The whole of the data is to be duplicated precisely.

[Items from a data source]
--------------------

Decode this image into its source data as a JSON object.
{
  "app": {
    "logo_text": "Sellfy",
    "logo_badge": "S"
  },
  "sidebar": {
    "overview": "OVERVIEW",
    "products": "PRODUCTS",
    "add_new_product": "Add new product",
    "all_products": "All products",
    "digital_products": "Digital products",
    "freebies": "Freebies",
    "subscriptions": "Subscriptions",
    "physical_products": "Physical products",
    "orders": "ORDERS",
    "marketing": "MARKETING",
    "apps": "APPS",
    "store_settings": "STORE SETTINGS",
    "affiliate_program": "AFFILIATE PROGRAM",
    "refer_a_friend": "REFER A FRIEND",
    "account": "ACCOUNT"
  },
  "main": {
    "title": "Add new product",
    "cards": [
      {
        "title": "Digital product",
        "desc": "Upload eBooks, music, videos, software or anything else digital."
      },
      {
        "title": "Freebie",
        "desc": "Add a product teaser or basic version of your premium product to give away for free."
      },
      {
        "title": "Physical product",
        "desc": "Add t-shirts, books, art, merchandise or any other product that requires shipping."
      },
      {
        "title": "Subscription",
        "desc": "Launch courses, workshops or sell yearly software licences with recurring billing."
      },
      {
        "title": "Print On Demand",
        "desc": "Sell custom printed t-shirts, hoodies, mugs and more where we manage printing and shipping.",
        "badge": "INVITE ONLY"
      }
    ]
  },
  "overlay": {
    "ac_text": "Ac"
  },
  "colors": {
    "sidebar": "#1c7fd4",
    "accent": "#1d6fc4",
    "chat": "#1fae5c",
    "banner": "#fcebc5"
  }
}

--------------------

Solved exercise —
Decode this image into its source data as a JSON object.
{
  "app": {
    "logo_text": "Sellfy",
    "logo_badge": "S"
  },
  "sidebar": {
    "overview": "OVERVIEW",
    "products": "PRODUCTS",
    "add_new_product": "Add new product",
    "all_products": "All products",
    "digital_products": "Digital products",
    "freebies": "Freebies",
    "subscriptions": "Subscriptions",
    "physical_products": "Physical products",
    "orders": "ORDERS",
    "marketing": "MARKETING",
    "apps": "APPS",
    "store_settings": "STORE SETTINGS",
    "affiliate_program": "AFFILIATE PROGRAM",
    "refer_a_friend": "REFER A FRIEND",
    "account": "ACCOUNT"
  },
  "main": {
    "title": "Add new product",
    "cards": [
      {
        "title": "Digital product",
        "desc": "Upload eBooks, music, videos, software or anything else digital."
      },
      {
        "title": "Freebie",
        "desc": "Add a product teaser or basic version of your premium product to give away for free."
      },
      {
        "title": "Physical product",
        "desc": "Add t-shirts, books, art, merchandise or any other product that requires shipping."
      },
      {
        "title": "Subscription",
        "desc": "Launch courses, workshops or sell yearly software licences with recurring billing."
      },
      {
        "title": "Print On Demand",
        "desc": "Sell custom printed t-shirts, hoodies, mugs and more where we manage printing and shipping.",
        "badge": "INVITE ONLY"
      }
    ]
  },
  "overlay": {
    "ac_text": "Ac"
  },
  "colors": {
    "sidebar": "#1c7fd4",
    "accent": "#1d6fc4",
    "chat": "#1fae5c",
    "banner": "#fcebc5"
  }
}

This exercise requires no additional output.